### Records provided

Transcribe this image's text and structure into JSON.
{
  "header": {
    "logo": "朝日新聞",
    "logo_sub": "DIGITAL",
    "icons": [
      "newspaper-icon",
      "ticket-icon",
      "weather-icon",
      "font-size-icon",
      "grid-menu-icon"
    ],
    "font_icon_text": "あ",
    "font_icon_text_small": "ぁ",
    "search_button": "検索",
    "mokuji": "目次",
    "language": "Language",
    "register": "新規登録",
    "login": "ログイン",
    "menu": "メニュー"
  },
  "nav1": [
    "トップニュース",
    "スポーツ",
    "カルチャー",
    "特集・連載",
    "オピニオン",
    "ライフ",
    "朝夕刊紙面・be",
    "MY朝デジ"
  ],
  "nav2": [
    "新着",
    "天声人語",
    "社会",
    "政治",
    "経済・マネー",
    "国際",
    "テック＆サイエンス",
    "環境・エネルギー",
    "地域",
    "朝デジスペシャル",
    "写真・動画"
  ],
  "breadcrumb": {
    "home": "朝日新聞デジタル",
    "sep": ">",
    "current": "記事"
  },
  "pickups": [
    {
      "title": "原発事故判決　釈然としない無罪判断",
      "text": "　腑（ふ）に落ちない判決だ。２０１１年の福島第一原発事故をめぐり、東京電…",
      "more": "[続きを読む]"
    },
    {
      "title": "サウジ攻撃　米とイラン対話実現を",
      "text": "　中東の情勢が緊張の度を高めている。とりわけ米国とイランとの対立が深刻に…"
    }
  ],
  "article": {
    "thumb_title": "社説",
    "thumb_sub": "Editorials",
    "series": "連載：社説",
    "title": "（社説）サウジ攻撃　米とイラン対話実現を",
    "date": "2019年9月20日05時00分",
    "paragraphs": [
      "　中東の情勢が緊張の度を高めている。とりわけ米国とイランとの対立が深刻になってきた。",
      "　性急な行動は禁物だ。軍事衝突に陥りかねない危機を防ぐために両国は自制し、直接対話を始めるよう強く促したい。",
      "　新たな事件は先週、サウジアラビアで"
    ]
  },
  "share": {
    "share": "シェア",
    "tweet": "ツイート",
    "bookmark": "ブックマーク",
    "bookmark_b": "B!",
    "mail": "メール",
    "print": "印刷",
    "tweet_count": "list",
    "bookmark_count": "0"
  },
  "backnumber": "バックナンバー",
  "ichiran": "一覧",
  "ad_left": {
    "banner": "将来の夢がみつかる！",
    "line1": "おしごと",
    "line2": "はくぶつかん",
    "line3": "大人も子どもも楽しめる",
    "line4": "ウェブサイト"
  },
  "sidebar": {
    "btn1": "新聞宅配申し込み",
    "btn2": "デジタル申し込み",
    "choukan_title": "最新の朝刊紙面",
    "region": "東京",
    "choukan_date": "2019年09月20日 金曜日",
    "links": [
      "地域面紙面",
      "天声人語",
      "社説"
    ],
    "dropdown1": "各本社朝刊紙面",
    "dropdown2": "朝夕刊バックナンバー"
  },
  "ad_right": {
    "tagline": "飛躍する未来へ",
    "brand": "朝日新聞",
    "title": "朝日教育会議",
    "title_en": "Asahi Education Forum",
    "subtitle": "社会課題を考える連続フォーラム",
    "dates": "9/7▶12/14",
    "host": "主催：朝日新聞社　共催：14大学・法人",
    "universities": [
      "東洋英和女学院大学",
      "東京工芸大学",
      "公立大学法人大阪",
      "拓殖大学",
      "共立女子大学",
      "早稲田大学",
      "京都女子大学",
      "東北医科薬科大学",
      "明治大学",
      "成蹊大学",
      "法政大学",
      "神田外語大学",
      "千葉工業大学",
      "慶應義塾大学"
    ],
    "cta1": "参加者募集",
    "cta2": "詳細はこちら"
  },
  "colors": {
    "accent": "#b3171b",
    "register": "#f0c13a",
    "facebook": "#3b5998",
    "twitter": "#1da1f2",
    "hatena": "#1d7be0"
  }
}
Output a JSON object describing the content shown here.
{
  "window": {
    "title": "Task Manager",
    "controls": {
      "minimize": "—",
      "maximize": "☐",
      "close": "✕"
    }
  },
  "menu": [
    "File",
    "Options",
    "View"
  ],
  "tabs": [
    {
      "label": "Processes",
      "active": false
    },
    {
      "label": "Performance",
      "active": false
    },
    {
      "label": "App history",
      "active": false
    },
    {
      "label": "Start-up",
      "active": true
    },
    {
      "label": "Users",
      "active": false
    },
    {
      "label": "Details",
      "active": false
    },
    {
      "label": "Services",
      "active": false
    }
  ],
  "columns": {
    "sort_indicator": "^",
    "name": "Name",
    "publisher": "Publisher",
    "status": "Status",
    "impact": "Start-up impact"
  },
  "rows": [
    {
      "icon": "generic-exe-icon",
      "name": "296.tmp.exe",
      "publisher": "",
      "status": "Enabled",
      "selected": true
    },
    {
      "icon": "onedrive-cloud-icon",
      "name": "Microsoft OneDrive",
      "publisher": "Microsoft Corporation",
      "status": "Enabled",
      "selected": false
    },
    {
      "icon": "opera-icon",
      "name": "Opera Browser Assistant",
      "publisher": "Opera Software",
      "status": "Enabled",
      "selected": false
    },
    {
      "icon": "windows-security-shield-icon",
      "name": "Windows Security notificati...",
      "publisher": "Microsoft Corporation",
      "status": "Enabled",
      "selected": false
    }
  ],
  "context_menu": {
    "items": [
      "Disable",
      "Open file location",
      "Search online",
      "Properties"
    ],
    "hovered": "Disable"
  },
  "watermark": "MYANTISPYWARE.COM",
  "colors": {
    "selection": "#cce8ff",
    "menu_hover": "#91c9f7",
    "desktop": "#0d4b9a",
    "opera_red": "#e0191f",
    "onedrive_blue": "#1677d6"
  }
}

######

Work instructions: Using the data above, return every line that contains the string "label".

Result for this exercise:
      "label": "Processes",
      "label": "Performance",
      "label": "App history",
      "label": "Start-up",
      "label": "Users",
      "label": "Details",
      "label": "Services",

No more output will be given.